If you travel by train to Chester Train Station and then on from there on the bus to the zoo, you can buy a combo ticket for all of your travel and entrance – see zoo website for details.
Wheelchairs and Buggy Hire:
You can hire wheelchairs, electric scooters, for free, from the ‘Zoomobility’ service which is open every day. Located at the entrance. It is best to book these in advance on 01244 389 482 though, as there is only a limited number available – There is a £25 refundable deposit and in peak season these can be booked up weeks in advance.
You can also hire buggies for children from 1-6 years old. Prices are:- Single £6, and Double £10, there is also a required £10 refundable deposit. These can be hired from the Zoomobility service, and you can book in advance on the above number.
Accessible toilet facilities are available across the zoo, and there are seven baby changing stations too.
You may bring your own pack lunch to the zoo, and there are plenty of picnic tables to eat it on, or bring a rug and sit on the grass. There are also lots of places to buy food and drinks from around the zoo, from Asian street kitchen food, to hot dogs, Pizza, sandwiches, and much more.
There is one cash machine in the zoo, located near the entrance.
You can smoke in the zoo, but only in designated areas, of which there are seven
Animal feeding/talk Times
At various times throughout the day there are talks and feeding with different animals
The zoo has a number of lockers close to the Main Entrance. They are self-service electronic lockers and come in small, medium or large sizes. They range in price from £2 to £6 and can be found next to the Zoomobility hut
A Few Tips For You
Buy your tickets online. They are cheaper and save you having to queue up once you get there to buy them. You can show the receipt on your phone, or print it out.

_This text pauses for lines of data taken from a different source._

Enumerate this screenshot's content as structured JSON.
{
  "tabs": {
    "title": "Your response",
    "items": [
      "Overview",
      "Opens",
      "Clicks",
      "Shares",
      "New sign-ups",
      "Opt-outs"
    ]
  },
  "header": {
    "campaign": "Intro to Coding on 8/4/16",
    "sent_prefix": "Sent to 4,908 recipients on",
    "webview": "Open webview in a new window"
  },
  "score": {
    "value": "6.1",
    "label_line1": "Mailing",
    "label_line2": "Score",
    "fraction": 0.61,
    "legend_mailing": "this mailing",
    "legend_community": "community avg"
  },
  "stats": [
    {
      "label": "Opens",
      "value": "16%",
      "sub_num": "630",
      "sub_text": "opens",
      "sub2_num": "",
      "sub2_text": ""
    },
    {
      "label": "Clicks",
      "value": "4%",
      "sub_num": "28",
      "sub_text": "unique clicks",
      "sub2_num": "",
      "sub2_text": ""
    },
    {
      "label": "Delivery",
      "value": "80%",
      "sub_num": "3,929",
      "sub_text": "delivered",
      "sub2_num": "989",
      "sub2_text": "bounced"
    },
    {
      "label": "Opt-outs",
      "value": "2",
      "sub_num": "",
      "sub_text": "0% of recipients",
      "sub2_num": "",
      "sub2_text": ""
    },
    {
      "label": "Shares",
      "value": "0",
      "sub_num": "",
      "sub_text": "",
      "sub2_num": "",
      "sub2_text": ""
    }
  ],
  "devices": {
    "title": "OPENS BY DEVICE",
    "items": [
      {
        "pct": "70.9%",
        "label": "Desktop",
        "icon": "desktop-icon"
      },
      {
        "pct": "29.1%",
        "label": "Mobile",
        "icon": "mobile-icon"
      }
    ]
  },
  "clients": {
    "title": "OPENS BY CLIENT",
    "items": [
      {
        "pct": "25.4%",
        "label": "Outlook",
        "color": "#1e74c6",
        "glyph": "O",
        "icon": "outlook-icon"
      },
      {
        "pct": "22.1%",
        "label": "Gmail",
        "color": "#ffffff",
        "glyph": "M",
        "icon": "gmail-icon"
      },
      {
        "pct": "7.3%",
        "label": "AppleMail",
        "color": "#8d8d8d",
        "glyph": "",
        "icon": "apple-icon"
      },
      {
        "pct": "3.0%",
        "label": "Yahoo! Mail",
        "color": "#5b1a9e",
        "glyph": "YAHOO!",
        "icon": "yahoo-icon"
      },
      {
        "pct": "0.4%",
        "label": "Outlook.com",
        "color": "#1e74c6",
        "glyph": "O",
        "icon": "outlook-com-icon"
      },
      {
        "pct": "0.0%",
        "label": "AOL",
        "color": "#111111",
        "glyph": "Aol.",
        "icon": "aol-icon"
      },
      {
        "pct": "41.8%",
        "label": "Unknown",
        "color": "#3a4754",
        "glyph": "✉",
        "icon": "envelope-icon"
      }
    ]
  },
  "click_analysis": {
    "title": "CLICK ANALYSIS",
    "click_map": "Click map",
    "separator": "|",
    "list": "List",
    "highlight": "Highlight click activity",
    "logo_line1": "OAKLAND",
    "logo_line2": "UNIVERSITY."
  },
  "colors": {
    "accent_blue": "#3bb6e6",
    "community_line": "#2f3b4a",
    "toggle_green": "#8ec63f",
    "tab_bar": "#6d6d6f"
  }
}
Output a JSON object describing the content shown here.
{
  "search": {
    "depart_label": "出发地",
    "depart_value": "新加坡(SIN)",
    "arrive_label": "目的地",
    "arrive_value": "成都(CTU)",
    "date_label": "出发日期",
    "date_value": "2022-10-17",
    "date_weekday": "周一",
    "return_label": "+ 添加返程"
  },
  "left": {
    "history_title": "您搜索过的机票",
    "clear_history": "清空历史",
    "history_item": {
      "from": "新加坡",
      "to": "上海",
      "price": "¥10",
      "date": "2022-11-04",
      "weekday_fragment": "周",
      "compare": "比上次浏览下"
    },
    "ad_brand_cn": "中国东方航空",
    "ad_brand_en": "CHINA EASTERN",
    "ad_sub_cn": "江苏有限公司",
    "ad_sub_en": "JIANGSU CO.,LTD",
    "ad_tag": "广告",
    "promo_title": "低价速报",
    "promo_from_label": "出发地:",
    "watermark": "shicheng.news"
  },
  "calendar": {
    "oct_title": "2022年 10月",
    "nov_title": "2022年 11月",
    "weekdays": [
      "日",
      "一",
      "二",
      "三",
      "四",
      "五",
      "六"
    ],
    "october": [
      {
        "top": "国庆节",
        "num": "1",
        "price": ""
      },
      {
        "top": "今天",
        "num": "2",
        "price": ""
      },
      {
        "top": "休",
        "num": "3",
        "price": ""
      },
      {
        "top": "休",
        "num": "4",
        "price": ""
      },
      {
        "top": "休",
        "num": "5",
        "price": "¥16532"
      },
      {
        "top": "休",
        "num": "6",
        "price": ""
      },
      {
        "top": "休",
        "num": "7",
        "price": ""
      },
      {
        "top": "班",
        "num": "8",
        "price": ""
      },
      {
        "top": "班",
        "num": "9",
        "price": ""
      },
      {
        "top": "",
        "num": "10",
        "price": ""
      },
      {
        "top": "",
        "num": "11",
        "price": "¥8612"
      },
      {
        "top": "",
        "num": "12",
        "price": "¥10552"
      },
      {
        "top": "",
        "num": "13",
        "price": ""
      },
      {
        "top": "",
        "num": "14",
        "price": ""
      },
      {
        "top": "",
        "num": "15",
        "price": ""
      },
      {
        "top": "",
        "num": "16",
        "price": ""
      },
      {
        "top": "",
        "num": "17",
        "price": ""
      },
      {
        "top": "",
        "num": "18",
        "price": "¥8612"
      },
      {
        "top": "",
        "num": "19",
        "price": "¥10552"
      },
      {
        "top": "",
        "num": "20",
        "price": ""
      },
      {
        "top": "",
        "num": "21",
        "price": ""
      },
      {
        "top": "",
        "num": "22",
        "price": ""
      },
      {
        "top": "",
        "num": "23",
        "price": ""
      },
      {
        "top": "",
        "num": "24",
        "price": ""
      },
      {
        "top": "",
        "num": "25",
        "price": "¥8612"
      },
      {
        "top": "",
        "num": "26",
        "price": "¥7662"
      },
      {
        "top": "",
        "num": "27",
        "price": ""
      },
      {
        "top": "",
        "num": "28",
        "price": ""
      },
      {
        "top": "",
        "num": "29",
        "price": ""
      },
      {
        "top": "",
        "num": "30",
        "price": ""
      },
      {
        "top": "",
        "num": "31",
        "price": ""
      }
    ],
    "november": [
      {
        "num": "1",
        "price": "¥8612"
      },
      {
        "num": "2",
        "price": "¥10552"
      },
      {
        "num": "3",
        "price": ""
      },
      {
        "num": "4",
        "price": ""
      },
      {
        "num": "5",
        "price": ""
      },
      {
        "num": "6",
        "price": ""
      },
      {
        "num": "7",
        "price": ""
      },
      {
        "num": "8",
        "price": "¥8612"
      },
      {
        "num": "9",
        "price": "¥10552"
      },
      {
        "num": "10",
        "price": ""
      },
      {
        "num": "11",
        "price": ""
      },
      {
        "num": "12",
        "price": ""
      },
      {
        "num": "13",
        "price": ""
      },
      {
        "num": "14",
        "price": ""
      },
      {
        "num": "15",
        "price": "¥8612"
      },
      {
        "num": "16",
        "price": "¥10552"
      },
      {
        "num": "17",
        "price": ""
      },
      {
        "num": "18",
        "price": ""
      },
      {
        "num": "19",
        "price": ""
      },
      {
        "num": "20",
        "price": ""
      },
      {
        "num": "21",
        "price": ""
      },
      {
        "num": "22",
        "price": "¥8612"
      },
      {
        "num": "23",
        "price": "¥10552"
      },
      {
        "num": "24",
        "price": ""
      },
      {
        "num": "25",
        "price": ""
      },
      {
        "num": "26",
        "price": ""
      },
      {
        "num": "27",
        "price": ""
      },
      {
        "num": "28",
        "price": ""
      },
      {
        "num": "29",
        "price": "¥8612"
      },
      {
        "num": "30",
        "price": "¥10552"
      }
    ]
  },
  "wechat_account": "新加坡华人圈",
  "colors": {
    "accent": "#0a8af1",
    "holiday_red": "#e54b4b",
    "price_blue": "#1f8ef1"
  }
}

Take plenty of drinks and snacks with you. It is a long way around the zoo, and it stops you having to queue up to buy them. Plus it will save you some money too. If you want to save even more, take a picnic. As I said earlier, there are lots of picnic tables across the zoo to sit at. If you are in the car, you can always leave it in the boot and go and collect it when you need it. Don’t forget the wipes and tissues for those sticky hands.
If you arrive early (opens at 10am), go to the right first. Less people and you get to the Islands of Adventure early on, for your free boat ride, reducing queuing time.
If it is sunny, don’t forget the sun cream, as you will be outside for hours, and you don’t want to go home looking like a tomato, or with sore kids.
Wear comfortable clothing, and shoes. I have seen plenty of women with high heels, carrying them I might add, with bare feet. It is a long walk.
Get a map from the entrance. My children take one each and cross off each animal as they see them, making sure we don’t miss any. I also let them have control, and navigate us around the zoo. Also make a note of the animal talk, feeding times, if you don’t want to miss them. Get there early though as they get busy.